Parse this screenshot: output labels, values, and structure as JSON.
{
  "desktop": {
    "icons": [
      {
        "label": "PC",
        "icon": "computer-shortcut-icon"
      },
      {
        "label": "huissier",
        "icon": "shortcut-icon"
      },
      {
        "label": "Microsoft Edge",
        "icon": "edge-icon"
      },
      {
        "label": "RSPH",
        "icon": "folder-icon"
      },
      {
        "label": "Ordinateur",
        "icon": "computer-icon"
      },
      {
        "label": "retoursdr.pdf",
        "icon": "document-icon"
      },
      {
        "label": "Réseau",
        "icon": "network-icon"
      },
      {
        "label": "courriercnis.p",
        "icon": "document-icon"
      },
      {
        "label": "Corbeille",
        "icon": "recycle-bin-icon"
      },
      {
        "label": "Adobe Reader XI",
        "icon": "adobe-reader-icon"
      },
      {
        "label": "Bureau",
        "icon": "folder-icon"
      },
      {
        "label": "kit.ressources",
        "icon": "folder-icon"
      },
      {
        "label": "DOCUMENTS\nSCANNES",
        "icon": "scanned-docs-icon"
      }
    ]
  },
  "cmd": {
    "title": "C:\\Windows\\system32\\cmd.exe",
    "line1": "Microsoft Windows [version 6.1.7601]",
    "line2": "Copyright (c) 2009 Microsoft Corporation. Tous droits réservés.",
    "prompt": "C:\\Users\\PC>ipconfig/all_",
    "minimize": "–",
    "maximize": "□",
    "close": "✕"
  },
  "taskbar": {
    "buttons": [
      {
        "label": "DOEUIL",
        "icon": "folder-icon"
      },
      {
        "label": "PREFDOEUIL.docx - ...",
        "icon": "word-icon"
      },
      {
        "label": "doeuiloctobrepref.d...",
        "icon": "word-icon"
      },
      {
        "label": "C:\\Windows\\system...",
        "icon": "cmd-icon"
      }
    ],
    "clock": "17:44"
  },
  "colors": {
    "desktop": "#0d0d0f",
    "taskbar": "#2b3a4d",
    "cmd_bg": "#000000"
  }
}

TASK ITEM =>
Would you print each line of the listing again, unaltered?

SOLVED EXERCISE =>
Parse this screenshot: output labels, values, and structure as JSON.
{
  "desktop": {
    "icons": [
      {
        "label": "PC",
        "icon": "computer-shortcut-icon"
      },
      {
        "label": "huissier",
        "icon": "shortcut-icon"
      },
      {
        "label": "Microsoft Edge",
        "icon": "edge-icon"
      },
      {
        "label": "RSPH",
        "icon": "folder-icon"
      },
      {
        "label": "Ordinateur",
        "icon": "computer-icon"
      },
      {
        "label": "retoursdr.pdf",
        "icon": "document-icon"
      },
      {
        "label": "Réseau",
        "icon": "network-icon"
      },
      {
        "label": "courriercnis.p",
        "icon": "document-icon"
      },
      {
        "label": "Corbeille",
        "icon": "recycle-bin-icon"
      },
      {
        "label": "Adobe Reader XI",
        "icon": "adobe-reader-icon"
      },
      {
        "label": "Bureau",
        "icon": "folder-icon"
      },
      {
        "label": "kit.ressources",
        "icon": "folder-icon"
      },
      {
        "label": "DOCUMENTS\nSCANNES",
        "icon": "scanned-docs-icon"
      }
    ]
  },
  "cmd": {
    "title": "C:\\Windows\\system32\\cmd.exe",
    "line1": "Microsoft Windows [version 6.1.7601]",
    "line2": "Copyright (c) 2009 Microsoft Corporation. Tous droits réservés.",
    "prompt": "C:\\Users\\PC>ipconfig/all_",
    "minimize": "–",
    "maximize": "□",
    "close": "✕"
  },
  "taskbar": {
    "buttons": [
      {
        "label": "DOEUIL",
        "icon": "folder-icon"
      },
      {
        "label": "PREFDOEUIL.docx - ...",
        "icon": "word-icon"
      },
      {
        "label": "doeuiloctobrepref.d...",
        "icon": "word-icon"
      },
      {
        "label": "C:\\Windows\\system...",
        "icon": "cmd-icon"
      }
    ],
    "clock": "17:44"
  },
  "colors": {
    "desktop": "#0d0d0f",
    "taskbar": "#2b3a4d",
    "cmd_bg": "#000000"
  }
}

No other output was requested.